The Constitutional Court of Germany held that German state authority is bound by the fundamental rights of the German constitution when operating abroad. The Court found that foreign telecommunications surveillance conducted by the Federal Intelligence Service violated the fundamental right to privacy of telecommunications, under Article 10(1) and freedom of the press, under Article 5(1) Basic Law. The appeal was brought by the Society for Civil Liberties in coordination with Reporters Without Borders Germany, the German Journalists’ Association, German Journalists’ Union, the Network for Reporting on Eastern Europe and Netzwerk Recherche, along with several international investigative journalists in relation to alleged spying on journalists and their sources abroad. The constitutional complaint primarily challenged the 2016 amendment to the Federal Intelligence Service Act, which created a statutory basis for the telecommunications surveillance of non-German citizens in other countries. The judges reasoned that foreign intelligence gathering was not in theory incompatible with the constitution but needed to be justified, proportional and conducted with stricter oversight. Specifically, all data collection, processing and transfer to foreign entities under surveillance regimes must conform with constitutional obligations. The Court further recommended increased protections for those who could be endangered by transfers of such data, and for those “professional groups or groups of persons whose communications call for increased confidentiality,” such as lawyers and journalists. The challenged provisions continue to apply until 31 December 2021 to enable amendments to the statutory bases of telecommunications surveillance.

Post Scriptum

● The Dart Awards for Excellence in Coverage of Trauma, hosted Anderson Cooper, will recognize the Plain Dealer for “Case Closed,” a series about a rape survivor’s efforts to track down the perpetrator, and the New York Times Magazine for “How Does the Human Soul Survive Atrocity?” A roundtable discussion will illuminate the questions of craft, ethics and storytelling in reporting on violence and tragedy. The live virtual ceremony on 24 September at 6pm EST is free and open to the public. Register here.

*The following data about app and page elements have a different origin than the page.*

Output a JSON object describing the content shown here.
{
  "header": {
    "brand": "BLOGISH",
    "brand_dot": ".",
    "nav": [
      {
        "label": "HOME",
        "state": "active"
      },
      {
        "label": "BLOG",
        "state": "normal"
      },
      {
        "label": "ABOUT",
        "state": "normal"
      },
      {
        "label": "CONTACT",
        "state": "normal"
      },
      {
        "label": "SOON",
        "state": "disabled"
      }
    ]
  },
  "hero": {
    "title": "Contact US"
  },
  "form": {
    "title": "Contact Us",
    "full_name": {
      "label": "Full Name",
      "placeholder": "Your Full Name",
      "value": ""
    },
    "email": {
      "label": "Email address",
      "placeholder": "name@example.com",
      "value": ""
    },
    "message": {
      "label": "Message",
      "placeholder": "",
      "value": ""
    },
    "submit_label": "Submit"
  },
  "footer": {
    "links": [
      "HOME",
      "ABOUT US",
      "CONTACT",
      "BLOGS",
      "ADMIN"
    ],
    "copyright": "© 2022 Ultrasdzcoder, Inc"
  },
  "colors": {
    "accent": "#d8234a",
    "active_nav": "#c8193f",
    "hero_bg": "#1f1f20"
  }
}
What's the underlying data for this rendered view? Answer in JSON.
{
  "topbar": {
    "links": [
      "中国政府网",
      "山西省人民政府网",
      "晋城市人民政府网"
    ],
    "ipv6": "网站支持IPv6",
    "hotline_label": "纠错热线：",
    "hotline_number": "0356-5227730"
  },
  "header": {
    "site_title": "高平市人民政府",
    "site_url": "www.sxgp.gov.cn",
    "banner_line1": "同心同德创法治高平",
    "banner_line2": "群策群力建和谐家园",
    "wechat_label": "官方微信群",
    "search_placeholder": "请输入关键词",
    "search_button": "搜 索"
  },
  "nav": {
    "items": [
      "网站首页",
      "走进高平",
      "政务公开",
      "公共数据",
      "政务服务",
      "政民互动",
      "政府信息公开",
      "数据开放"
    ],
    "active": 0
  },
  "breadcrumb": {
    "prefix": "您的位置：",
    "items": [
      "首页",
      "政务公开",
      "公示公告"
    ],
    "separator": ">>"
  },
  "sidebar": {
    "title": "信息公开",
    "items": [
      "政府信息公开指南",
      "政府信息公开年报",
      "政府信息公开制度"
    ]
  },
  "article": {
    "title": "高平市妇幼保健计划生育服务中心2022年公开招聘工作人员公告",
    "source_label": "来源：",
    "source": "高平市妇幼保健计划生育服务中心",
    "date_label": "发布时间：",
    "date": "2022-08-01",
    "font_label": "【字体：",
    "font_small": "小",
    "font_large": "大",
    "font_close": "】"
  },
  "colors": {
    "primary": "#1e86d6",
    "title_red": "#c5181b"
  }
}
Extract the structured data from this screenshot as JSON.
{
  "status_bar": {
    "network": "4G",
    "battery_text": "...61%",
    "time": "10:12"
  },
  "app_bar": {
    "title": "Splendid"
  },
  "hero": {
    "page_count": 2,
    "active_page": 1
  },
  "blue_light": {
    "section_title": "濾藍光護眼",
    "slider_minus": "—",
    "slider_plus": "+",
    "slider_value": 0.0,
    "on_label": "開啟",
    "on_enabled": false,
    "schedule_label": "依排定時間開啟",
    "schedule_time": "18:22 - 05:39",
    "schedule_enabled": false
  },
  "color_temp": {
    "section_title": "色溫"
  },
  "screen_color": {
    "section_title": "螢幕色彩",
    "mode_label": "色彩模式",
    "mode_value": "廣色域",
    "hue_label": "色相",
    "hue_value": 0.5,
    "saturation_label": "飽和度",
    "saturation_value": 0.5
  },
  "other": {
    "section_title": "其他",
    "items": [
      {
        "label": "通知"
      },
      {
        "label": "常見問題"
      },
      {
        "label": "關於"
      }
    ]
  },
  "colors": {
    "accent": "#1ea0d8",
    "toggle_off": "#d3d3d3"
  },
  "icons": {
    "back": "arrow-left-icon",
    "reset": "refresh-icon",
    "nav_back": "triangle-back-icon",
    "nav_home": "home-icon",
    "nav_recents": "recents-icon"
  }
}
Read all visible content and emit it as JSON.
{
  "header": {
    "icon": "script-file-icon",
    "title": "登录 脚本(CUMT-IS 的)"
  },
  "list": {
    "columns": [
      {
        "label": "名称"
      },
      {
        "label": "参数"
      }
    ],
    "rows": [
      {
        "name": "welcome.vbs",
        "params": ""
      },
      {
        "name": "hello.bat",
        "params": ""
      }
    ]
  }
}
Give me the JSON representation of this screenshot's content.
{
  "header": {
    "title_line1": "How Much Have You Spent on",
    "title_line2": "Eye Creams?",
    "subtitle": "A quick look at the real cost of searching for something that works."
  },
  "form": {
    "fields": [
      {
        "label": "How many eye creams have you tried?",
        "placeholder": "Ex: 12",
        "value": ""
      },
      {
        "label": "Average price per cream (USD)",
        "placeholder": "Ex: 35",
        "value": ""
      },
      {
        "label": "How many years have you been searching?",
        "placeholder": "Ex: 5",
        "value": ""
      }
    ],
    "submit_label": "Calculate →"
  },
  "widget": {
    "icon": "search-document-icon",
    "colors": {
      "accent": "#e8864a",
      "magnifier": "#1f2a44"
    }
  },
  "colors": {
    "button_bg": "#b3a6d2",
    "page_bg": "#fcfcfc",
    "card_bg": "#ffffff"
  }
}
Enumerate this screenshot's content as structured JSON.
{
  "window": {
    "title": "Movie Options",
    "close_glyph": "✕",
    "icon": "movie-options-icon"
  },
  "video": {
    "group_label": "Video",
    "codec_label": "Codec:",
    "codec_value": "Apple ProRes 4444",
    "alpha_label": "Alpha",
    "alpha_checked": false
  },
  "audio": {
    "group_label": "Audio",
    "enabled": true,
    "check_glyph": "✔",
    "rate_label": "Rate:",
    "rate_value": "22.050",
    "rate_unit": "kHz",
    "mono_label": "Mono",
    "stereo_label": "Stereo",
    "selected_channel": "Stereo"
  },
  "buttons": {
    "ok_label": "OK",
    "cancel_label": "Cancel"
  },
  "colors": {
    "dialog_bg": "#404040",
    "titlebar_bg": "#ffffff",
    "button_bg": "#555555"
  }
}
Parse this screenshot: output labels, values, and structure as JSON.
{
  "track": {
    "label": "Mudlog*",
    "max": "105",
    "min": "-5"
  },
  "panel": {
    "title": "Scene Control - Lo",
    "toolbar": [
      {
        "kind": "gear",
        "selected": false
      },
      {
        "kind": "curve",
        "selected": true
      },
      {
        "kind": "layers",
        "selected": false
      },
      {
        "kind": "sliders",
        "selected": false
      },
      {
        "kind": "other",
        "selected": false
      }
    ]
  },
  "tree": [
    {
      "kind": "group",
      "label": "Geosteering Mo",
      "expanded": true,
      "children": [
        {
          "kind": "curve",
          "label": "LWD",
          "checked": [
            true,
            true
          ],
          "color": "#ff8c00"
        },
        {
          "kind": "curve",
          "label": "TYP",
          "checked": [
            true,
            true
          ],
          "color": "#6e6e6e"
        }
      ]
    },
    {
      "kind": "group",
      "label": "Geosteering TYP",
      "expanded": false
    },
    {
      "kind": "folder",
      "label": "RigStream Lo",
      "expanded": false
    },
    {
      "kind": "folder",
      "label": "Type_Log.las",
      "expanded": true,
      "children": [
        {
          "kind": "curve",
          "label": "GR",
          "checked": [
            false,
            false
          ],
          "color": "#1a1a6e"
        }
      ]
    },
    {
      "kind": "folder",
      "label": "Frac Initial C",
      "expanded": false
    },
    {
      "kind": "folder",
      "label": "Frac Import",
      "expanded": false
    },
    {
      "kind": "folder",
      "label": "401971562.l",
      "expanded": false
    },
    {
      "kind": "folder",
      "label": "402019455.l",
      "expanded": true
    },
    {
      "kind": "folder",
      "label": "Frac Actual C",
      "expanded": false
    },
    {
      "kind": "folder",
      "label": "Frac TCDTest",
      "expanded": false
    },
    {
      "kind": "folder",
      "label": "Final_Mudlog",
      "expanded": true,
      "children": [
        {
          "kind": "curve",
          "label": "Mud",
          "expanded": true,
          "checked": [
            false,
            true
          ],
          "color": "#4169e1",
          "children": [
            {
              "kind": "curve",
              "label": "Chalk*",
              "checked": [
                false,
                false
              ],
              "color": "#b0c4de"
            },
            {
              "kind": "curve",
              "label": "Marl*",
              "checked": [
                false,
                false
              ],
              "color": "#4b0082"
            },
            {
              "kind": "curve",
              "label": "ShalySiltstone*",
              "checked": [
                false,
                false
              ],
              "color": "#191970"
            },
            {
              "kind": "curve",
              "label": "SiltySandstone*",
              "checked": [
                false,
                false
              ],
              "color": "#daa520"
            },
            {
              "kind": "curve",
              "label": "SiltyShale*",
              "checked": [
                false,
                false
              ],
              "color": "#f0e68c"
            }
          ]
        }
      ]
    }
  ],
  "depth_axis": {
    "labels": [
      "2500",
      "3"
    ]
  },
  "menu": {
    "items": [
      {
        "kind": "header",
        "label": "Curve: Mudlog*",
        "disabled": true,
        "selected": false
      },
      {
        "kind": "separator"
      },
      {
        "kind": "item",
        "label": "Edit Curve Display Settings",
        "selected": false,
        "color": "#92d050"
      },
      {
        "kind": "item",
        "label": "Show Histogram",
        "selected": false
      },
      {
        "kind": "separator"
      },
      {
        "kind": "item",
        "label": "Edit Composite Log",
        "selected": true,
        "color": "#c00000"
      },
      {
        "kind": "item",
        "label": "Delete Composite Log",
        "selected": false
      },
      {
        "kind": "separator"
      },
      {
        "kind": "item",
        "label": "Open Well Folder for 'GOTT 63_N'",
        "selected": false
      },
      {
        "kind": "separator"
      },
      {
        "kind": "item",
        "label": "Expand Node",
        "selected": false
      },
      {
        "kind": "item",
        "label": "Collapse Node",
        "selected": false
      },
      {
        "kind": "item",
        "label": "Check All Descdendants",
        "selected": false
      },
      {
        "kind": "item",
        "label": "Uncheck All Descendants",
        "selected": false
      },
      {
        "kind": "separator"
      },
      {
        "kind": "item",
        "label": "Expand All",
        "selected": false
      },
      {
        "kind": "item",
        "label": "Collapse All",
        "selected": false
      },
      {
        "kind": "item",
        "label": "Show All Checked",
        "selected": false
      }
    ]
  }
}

● In case you missed it, the White House petitioned the U.S. Supreme Court to review a decision by the U.S. Court of Appeals holding that the president’s practice of blocking critics from his Twitter account violates the First Amendment. The Knight First Amendment Institute at Columbia University filed the case in 2017 on behalf of seven people who were blocked from the @realDonaldTrump account after they criticized the president in comment threads associated with that account.

● With Freedom at Stake, Courts Are Collapsing: In an op-ed for the New York Times, Columbia University Professor Madhav Khosla observes that courts have turned into silent bystanders and complicit actors when challenged by the executive powers of right-wing populist leaders in states including Hungary, Turkey and India.

This newsletter is reproduced with the permission of Global Freedom of Expression.  For an archive of previous newsletters, see here.